Informant networks of a similar scale described by Hao also exist in the United States and Australia, Chen said.

In 2004, Pan Xinchun, Deputy Consul-General of China in Toronto, was convicted of libel for using slanderous words to attack a Falun Gong practitioner, while two staff with the Chinese Consulate in Calgary were seen distributing hate literature against the practice at the University of Alberta.

Suppressing Overseas Media

Some journalists with The Epoch Times network have also fallen victims to the regime’s bullying campaign.

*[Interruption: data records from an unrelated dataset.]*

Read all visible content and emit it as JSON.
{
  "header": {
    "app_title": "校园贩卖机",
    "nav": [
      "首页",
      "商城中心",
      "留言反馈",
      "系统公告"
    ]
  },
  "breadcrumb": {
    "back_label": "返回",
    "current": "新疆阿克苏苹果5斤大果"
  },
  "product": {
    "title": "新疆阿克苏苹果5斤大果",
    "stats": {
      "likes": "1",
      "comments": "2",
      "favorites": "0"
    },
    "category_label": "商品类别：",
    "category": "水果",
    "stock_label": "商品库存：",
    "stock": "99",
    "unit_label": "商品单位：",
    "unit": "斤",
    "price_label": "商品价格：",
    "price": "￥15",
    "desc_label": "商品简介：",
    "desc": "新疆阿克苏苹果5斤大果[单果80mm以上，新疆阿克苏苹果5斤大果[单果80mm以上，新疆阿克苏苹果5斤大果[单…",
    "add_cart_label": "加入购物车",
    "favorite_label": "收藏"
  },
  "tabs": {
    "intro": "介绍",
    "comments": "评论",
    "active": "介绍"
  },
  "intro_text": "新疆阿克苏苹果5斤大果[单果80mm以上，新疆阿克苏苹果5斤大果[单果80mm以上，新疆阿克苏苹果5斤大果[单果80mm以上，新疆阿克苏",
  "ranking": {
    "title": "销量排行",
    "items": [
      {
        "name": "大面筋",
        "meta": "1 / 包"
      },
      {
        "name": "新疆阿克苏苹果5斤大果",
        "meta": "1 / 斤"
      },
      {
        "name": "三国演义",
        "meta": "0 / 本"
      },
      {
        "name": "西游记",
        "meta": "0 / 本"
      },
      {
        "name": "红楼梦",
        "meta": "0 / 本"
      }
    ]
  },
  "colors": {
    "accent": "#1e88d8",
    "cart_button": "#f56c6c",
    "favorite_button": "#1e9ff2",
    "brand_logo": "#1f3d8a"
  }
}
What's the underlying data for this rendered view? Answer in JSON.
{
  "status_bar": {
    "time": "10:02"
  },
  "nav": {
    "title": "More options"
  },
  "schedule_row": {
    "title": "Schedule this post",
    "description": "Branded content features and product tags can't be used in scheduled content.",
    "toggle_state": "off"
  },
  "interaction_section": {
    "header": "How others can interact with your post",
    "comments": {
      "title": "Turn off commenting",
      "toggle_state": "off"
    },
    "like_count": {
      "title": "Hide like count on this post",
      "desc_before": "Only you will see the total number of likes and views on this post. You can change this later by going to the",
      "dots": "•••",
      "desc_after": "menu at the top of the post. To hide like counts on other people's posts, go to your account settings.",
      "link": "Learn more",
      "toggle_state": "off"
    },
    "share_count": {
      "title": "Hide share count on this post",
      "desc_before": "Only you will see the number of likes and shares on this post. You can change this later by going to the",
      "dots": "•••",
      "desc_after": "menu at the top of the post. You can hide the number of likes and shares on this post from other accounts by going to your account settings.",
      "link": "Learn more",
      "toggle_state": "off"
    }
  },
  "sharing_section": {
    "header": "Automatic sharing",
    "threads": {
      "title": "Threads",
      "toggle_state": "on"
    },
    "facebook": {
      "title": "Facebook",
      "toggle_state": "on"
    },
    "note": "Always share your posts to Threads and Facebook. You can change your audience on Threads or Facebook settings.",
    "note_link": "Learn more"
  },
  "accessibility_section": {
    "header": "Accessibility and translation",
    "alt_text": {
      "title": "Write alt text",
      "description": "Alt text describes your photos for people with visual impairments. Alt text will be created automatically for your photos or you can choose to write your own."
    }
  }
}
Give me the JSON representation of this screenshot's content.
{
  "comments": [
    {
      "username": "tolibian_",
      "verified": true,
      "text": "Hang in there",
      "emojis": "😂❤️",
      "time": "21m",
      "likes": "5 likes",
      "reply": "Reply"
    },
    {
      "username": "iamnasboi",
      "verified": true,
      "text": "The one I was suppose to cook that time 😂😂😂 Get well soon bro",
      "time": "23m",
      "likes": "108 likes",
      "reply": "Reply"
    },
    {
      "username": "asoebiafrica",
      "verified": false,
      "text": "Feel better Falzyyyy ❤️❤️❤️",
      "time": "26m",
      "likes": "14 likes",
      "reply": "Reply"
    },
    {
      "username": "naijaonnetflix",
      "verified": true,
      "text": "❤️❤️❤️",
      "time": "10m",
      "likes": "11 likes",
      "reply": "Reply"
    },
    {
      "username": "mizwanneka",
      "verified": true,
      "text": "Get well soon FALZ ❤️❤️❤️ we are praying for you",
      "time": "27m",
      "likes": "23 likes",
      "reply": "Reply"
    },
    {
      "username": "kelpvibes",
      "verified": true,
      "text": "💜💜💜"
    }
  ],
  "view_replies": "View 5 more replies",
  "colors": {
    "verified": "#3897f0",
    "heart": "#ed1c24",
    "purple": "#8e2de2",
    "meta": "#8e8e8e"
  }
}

In 2010, Tao Wang, a reporter for the Chinese-language NTD, an affiliate of The Epoch Times, revealed that he had received phone calls from Chinese agents issuing death threats.

The threats escalated after he refused to comply with their demands.

“They said, ‘You actually think there is nothing we can do to you because you are in Canada?” They also mentioned, ‘If you ever go public on this, you are—in Chinese words—seeking death,’” Tao recounted to local media at the time.

Tao, who also had a company in China, learned that Chinese agents also visited his customers telling them Tao was “was participating in illegal activities in Canada that harm China’s national security.” The same day after he received that phone call, his company’s bank accounts in China were frozen.

From The Epoch Times